■ **Problem requirements**
Scan the material for the word "Documents" and return every matching line.

----------

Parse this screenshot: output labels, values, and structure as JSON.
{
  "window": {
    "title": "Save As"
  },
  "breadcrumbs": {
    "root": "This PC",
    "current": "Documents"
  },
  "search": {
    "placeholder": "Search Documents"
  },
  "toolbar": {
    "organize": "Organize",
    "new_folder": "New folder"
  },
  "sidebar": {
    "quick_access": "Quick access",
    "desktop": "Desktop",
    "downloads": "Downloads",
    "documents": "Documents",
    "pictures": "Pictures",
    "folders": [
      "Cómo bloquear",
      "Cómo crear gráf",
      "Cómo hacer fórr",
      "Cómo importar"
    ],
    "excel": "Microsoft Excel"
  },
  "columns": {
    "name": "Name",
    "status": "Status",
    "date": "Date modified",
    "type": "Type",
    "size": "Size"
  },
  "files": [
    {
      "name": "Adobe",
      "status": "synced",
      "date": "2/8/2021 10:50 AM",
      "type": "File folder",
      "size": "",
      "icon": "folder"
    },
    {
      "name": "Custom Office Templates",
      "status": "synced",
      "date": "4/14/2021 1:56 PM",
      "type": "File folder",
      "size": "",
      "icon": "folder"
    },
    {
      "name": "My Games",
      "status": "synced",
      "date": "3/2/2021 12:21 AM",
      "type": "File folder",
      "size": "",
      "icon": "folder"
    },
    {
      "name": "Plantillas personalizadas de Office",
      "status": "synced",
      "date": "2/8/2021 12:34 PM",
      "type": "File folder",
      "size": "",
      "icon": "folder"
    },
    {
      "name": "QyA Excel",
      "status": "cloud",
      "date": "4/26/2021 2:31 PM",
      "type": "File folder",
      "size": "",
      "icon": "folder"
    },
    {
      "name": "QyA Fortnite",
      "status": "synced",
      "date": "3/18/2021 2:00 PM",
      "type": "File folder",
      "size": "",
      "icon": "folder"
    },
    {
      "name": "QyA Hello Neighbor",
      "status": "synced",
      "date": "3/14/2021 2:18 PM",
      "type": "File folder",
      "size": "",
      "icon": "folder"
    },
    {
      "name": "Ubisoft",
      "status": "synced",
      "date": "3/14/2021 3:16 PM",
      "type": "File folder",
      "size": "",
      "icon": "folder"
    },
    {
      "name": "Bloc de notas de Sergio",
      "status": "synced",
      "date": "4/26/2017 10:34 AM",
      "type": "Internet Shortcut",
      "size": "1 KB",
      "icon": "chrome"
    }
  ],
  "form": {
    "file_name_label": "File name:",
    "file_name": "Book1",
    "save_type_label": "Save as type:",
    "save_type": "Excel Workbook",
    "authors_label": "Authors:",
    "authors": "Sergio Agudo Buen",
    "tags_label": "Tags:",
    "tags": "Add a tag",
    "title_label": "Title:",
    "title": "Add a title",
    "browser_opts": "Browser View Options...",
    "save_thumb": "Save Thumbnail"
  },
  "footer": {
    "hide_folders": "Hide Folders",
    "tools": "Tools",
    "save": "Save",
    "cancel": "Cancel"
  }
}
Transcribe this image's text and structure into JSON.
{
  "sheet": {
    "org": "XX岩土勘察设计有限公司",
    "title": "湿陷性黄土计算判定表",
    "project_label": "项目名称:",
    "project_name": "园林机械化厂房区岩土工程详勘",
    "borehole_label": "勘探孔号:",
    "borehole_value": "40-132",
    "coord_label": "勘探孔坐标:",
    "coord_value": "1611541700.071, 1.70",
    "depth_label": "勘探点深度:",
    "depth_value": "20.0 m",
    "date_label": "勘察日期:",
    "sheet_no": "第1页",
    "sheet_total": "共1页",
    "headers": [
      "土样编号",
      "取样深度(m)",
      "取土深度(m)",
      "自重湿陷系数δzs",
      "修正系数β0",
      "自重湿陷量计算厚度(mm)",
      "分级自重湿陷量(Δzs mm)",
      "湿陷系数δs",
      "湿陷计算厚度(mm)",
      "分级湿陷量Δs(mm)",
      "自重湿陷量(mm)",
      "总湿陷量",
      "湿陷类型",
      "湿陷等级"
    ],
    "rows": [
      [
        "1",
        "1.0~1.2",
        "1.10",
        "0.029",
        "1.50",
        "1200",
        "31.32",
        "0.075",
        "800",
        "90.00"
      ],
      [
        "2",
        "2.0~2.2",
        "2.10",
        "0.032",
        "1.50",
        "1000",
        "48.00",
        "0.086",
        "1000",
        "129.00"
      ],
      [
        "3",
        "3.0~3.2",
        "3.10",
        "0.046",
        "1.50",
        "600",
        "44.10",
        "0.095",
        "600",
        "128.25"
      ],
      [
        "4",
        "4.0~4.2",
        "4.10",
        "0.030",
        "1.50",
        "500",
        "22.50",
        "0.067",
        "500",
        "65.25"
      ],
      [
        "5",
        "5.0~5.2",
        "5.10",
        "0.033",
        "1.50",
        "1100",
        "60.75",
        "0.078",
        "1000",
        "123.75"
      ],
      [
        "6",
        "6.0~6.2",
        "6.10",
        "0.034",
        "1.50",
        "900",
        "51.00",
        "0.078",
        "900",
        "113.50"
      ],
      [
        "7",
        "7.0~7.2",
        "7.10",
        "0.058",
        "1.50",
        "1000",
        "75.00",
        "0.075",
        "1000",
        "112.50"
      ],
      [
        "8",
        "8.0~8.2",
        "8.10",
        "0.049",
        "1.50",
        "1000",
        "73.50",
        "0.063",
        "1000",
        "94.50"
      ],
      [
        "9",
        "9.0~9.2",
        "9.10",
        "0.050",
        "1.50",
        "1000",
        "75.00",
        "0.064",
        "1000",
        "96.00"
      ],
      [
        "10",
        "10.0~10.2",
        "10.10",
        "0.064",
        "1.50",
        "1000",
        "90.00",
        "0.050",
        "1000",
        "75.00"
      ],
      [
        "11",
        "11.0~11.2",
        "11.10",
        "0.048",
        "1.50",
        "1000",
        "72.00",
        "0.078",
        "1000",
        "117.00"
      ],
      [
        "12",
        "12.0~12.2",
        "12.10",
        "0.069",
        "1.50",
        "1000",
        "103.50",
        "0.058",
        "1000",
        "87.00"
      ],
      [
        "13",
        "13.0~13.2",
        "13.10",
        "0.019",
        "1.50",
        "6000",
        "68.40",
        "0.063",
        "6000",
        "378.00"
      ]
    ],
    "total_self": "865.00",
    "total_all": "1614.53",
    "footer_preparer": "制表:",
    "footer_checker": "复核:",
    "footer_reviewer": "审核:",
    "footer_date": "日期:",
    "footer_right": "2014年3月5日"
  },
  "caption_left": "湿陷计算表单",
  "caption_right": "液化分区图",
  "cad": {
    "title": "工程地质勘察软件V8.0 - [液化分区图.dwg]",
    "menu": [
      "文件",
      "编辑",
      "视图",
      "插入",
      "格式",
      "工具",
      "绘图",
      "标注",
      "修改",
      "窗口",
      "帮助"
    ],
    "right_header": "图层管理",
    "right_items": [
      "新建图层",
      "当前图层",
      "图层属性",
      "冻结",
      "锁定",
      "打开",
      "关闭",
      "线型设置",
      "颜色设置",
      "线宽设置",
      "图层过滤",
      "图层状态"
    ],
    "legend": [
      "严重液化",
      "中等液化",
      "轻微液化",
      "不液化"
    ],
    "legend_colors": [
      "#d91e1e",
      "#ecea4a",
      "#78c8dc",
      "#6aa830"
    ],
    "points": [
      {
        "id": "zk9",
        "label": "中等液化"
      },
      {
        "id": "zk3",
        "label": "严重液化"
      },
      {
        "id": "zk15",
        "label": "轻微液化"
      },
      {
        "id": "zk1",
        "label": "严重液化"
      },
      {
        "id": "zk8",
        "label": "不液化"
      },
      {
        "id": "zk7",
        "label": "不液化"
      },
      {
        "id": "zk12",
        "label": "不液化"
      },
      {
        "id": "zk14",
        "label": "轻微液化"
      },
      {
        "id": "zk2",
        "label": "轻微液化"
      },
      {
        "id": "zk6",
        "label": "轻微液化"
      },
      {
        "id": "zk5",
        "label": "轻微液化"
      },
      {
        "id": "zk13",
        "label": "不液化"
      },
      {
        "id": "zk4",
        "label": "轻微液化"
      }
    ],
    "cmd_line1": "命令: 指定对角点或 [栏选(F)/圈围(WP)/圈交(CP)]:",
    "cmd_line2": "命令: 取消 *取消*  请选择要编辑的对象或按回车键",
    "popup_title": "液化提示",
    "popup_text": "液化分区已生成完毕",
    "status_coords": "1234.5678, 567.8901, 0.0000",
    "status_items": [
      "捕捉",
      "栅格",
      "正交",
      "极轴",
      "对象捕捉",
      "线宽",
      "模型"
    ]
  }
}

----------

■ **Completed task**
    "current": "Documents"
    "placeholder": "Search Documents"
    "documents": "Documents",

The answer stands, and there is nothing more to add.